  13. 13. EFFECTS 1. Coronary artery dilatation 2. Reduction of peripheral arterial resistance – decrease after load 3. Reduce venous return – decrease preload
  14. 14. PHARMACOKINETICS The difference between nitrate preparations is mainly in time of onset of action.  Nitroglycerin suffers marked 1st pass metabolism so administration is sublingual.  t1/2 ~10 minutes.  Occasionally as nitroglycerin is metabolized anginal symptoms will return.  Transdermal administration either as patch or paste provides a depot of agent for a steady availability.  Nitro-Bid is an oral or topical preparation which saturates the hepatic catabolic pathways allowing a prolonged level of nitroglycerine.  Isosorbide mono nitrate & Isosorbide di nitrate are long acting nitrates that are relatively resistant to hepatic catabolism ……t1/2 ~ 1 hour.
  15. 15. ADVERSE EFFECTS 1. Throbbing headache 2. Flushing of the face 3. Dizziness – especially at the beginning of treatment 4. Postural Hypotension – due to pooling of blood in the dependent portion of the body
  16. 16. CONTRAINDICATIONS 1. Renal ischemia 2. Acute myocardial infarction 3. Patients receiving other antihypertensive agent
  17. 17. BETA- BLOCKERS β-Blockers decrease oxygen demands of the myocardium by lowering the heart rate and contractility (decrease CO) particularly the increased demand associated with exercise.  They also reduce PVR by direct vasodilatations of both arterial & venous vessels reducing both pre- and after load.  These effects are caused by blocking β1 receptors, selective β1 antagonists (atenolol, metoprolol ) lose their selectivity at high doses and at least partially block β2 receptors. 
  18. 18. β1 antagonists reduce the frequency and severity of anginal episodes particularly when used in combination with nitrates.  β1 antagonists have been shown to improve survival in post MI patients and decrease the risk of subsequent cardiac events & complications.  There are a number of contraindications for β blockers: asthma, diabetes, bradycardia, PVD & COPD.  β-Blockers in combination with nitrates can be quite effective 
  19. 19. HEMODYNAMIC EFFECT 1. Decrease heart rate 2. Reduced blood pressure and cardiac contractility without appreciable decrease in cardiac output
  20. 20. MECHANISM OF ACTION Decrease heart rate & Contractility Increase duration of diastole Decrease workload Increase coronary blood flow Decrease oxy.consumption Increase oxygen supply
  21. 21. CONTRAINDICATIONS 1. Congestive heart failure 2. Asthma 3. Complete heart block
  22. 22. CALCIUM CHANNEL BLOCKERS  Ca+2 channel blockers protect tissue by inhibiting the entrance of Ca+2 into cardiac and smooth muscle cells of the coronary and systemic arterial beds.  All Ca+2 channel blockers produce some vasodilation (↓ PVR) and (-) inotropes.  Some agents also show cardiac conduction particularly through the AV node thus serving to control cardiac rhythm.  Some agents have more effect on cardiac muscle than others but all serve to lower blood pressure.  CHF patients may suffer exacerbation of their failure as these are (-) inotropes.  They are useful in Prinzmetal angina in conjunction with nitrates.
  23. 23. AGENTS Nifedipine:      This Ca+2 channel blocker works mainly on the arteriolar vasculature decreasing after load it has minimal effect of conduction or HR. It is metabolized in the liver and excreted in both the urine & the feces.
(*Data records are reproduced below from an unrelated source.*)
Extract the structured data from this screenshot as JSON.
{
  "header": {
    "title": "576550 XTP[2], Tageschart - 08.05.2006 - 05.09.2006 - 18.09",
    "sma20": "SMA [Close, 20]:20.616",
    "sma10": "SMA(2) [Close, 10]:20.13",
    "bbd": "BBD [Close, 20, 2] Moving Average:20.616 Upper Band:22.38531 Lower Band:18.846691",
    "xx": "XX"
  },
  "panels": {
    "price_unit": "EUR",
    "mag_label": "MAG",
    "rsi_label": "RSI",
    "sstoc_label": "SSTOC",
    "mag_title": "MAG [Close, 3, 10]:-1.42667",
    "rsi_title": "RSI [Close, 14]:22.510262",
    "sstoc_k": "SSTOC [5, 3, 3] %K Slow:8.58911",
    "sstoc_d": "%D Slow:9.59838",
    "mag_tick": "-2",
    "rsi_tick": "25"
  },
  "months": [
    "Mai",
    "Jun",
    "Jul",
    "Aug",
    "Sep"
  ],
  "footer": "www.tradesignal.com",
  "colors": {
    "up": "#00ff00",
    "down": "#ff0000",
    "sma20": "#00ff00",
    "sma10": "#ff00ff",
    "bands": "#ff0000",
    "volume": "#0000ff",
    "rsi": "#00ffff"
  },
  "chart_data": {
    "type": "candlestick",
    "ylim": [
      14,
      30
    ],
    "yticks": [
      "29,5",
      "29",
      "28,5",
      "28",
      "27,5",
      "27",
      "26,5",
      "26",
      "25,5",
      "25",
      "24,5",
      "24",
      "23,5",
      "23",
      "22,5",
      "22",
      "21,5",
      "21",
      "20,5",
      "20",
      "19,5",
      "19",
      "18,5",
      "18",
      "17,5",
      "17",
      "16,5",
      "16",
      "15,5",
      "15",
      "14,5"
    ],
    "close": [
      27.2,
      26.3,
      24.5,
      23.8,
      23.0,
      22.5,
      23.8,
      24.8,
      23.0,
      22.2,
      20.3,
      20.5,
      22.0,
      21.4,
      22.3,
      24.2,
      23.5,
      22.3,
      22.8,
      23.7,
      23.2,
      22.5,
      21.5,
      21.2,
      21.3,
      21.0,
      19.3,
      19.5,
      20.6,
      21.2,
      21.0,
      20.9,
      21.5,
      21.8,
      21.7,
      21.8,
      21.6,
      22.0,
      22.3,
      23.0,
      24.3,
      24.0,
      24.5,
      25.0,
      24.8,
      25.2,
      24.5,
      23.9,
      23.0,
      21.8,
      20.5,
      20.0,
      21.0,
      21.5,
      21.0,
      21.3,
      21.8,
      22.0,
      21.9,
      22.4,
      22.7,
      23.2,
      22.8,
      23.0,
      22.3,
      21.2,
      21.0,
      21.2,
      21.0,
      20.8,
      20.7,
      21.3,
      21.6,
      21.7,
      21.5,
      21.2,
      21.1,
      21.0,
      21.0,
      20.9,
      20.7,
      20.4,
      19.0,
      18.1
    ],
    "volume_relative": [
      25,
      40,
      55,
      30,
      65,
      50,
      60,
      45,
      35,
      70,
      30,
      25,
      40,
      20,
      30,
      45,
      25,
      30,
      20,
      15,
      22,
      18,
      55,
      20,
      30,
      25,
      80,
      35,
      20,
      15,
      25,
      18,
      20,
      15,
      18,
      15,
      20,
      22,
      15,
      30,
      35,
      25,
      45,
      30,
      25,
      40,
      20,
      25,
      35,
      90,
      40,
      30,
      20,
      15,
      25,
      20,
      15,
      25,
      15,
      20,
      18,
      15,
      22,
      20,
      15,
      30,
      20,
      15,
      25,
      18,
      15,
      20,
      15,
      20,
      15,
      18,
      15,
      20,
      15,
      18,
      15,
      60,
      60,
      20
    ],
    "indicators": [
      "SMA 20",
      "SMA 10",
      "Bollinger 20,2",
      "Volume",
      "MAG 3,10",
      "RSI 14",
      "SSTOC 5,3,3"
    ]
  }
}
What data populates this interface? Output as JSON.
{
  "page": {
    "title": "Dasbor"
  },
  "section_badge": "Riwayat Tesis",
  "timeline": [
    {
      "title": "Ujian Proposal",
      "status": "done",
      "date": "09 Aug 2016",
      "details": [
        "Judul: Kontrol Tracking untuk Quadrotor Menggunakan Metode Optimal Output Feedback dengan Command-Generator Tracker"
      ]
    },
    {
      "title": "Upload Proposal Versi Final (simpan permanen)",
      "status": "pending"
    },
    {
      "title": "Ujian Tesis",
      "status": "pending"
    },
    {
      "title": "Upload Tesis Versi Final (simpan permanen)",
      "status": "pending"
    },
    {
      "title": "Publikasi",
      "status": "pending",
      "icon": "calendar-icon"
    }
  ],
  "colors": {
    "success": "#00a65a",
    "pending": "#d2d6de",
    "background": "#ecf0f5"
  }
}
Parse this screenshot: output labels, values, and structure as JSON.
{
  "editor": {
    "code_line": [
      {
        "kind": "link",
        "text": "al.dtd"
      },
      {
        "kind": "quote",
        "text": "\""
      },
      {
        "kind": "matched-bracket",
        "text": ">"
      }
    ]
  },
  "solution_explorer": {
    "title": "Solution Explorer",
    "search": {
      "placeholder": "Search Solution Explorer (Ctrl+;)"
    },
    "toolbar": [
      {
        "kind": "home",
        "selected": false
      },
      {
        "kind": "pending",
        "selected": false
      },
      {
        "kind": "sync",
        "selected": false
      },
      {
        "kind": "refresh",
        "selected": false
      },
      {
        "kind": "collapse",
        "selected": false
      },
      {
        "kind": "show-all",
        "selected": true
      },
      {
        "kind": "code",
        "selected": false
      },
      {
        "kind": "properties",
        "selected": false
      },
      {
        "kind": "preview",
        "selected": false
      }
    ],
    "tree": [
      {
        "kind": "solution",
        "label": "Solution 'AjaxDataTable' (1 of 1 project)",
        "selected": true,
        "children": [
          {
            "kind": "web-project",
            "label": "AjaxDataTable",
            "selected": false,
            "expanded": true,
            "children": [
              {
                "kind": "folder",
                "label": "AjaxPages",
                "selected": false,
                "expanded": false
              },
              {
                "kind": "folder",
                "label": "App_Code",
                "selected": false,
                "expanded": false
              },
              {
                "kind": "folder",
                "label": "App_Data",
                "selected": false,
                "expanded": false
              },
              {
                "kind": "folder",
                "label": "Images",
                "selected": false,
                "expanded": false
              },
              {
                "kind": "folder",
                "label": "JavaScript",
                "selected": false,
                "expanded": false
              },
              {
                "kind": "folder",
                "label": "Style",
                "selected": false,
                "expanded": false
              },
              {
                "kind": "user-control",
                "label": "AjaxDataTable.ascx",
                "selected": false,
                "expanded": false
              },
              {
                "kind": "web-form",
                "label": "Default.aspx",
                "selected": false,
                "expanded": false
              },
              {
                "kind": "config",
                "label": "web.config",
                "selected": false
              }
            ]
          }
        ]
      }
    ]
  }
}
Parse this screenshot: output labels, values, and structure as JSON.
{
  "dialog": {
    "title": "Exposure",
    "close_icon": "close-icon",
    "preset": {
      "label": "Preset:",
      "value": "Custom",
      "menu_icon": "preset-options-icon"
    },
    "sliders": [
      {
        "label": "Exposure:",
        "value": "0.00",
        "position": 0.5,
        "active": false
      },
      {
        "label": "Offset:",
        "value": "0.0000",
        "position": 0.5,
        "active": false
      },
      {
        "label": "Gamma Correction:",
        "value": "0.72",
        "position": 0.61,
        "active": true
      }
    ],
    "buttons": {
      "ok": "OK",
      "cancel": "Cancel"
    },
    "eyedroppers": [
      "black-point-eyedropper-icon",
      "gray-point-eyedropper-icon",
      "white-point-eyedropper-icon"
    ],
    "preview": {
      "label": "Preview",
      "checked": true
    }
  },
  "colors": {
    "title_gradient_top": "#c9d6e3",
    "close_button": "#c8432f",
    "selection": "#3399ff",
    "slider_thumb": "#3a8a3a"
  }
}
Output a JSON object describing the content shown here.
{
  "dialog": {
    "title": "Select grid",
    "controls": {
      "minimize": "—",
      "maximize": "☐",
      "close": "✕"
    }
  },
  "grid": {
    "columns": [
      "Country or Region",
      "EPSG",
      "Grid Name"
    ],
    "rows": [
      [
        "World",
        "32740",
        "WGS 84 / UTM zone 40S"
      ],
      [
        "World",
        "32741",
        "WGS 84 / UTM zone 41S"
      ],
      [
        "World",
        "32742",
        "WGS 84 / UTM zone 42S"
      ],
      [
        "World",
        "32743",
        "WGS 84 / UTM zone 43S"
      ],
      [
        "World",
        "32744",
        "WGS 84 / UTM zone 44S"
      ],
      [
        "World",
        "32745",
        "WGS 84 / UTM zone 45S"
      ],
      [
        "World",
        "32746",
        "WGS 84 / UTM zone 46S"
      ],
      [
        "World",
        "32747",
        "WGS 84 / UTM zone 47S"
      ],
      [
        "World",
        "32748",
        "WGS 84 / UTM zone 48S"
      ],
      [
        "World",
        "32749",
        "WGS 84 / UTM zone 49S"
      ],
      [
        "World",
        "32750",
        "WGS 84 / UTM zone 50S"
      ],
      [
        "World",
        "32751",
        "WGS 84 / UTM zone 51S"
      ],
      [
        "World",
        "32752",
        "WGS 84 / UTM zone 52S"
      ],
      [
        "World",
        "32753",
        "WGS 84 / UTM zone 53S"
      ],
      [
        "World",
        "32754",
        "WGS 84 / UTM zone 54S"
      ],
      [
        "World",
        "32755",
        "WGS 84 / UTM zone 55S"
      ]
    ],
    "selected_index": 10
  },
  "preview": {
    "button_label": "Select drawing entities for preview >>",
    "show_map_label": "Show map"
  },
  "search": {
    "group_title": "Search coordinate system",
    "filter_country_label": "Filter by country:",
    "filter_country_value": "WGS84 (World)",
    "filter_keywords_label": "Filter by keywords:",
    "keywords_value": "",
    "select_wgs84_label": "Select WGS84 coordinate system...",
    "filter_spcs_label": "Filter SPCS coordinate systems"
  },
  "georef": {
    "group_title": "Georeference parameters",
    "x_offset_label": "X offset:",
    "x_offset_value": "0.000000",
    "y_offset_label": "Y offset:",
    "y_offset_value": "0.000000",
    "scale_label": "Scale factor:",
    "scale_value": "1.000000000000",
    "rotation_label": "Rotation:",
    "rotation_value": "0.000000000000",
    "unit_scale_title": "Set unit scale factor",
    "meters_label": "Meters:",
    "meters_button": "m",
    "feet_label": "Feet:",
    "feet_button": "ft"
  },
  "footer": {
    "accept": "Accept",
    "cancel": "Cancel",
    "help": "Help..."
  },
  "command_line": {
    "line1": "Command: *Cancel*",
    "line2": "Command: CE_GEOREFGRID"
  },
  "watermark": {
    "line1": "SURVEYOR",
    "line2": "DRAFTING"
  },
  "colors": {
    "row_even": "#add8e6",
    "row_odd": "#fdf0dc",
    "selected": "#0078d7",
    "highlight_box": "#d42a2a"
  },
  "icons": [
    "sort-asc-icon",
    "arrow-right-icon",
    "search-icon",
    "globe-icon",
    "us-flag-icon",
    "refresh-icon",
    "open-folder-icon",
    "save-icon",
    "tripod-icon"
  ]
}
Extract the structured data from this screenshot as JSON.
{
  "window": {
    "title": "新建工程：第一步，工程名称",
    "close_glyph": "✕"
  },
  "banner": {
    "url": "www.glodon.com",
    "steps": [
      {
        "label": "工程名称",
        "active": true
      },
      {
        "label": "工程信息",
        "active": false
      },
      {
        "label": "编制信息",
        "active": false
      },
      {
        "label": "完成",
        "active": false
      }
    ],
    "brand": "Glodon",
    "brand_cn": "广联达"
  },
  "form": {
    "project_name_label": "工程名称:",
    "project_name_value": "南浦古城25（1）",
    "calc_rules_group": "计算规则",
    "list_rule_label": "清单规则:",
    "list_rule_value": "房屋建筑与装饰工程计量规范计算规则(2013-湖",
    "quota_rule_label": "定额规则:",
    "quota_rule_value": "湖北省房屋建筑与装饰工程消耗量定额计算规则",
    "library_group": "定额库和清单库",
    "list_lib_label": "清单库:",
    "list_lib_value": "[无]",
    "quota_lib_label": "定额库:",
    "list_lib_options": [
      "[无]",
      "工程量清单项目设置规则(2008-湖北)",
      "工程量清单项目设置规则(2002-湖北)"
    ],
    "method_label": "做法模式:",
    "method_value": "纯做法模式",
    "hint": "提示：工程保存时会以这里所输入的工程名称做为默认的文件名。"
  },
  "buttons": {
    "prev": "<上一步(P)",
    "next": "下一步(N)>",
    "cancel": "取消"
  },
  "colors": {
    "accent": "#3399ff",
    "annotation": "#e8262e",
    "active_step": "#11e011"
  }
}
It causes flushing, headache, hypotension and peripheral edema. It also has some slowing effect on the GI musculature resulting in constipation. A reflex tachycardia associated with the vasodilatation may elicit myocardial ischemia in tenuous patients, as such it is generally avoided in non-hypertensive coronary artery disease.
  24. 24. VERAPAMIL The agents has its main effect on cardiac conduction decreasing HR and thereby O2 demand.  It also has much more (-) inotropic effect than other Ca+2 channel blockers  It is a weak vasodilator.  Because of its focused myocardial effects it is not used as an antianginal unless there is a tachyarrhythmia. It is metabolized in the liver.  It interferes with digoxin levels causing elevated plasma levels; caution and monitoring of drug levels are necessary wit concomitant use. 
  25. 25. DILTIAZEM This agent function similarly to Verapamil however it is more effective against Prinzmetal angina.  It has less effect on HR.  It has similar metabolism and side effects as Verapamil. 
  26. 26. pharmacokinetics Drugs Onset of action Peak of action Half-life Nifedipine 20 minutes 1 hour 3-4 hours Verafamil 1-2 hours 5 hours 8-10 hours Diltiazem 15 minutes 30 minutes 3-4 hours Nicardifine 20 minutes 45 minutes 2-4 hours Felodipine 2-5 hours 6-7 hours 11-16 hour
  27. 27. ADVERSE EFFECT     Nausea and vomiting Dizziness Flushing of the face Tachycardia – due to hypotension
  28. 28. CONTRAINDICATIONS     Cardiogenic shock Recent myocardial infarction Heart failure Atria-ventricular block
  29. 29. COMBINATION THERAPY 1. Nitrates and B-blockers    The additive efficacy is primarily a result of one drug blocking the adverse effect of the other agent on net myocardial oxygen consumption B-blockers – blocks the reflex tachycardia associated with nitrates Nitrates – attenuate the increase in the left ventricular end diastolic volume associated with B-lockers by increasing venous capacitance
  30. 30. CALCIUM CHANNEL BLOCKERS +BETA BLOCKERS    Useful in the treatment of exertional angina that is not controlled adequately with nitrates and B-blockers B-blockers – attenuate reflex tachycardia produce by nifedipine These two drugs produce decrease blood pressure
  31. 31. CALCIUM CHANNEL BLOCKER+NITRATES     Useful in severe vasospastic or exertional angina (particularly in patient with exertional angina with congestive heart failure and sick sinus syndrome) Nitrates reduce preload and after load Ca channels reduces the after load Net effect is on reduction of oxygen demand
  32. 32. TRIPLE DRUGS:-NITRATES+CALCIUM CHANNEL BLOCKERS+BETA BLOCKER     Useful in patients with exertional angina not controlled by the administration of two types of anti-anginal agent Nifidipine – decrease after load Nitrates – decrease preload B-blockers – decrease heart rate & myocardial contractility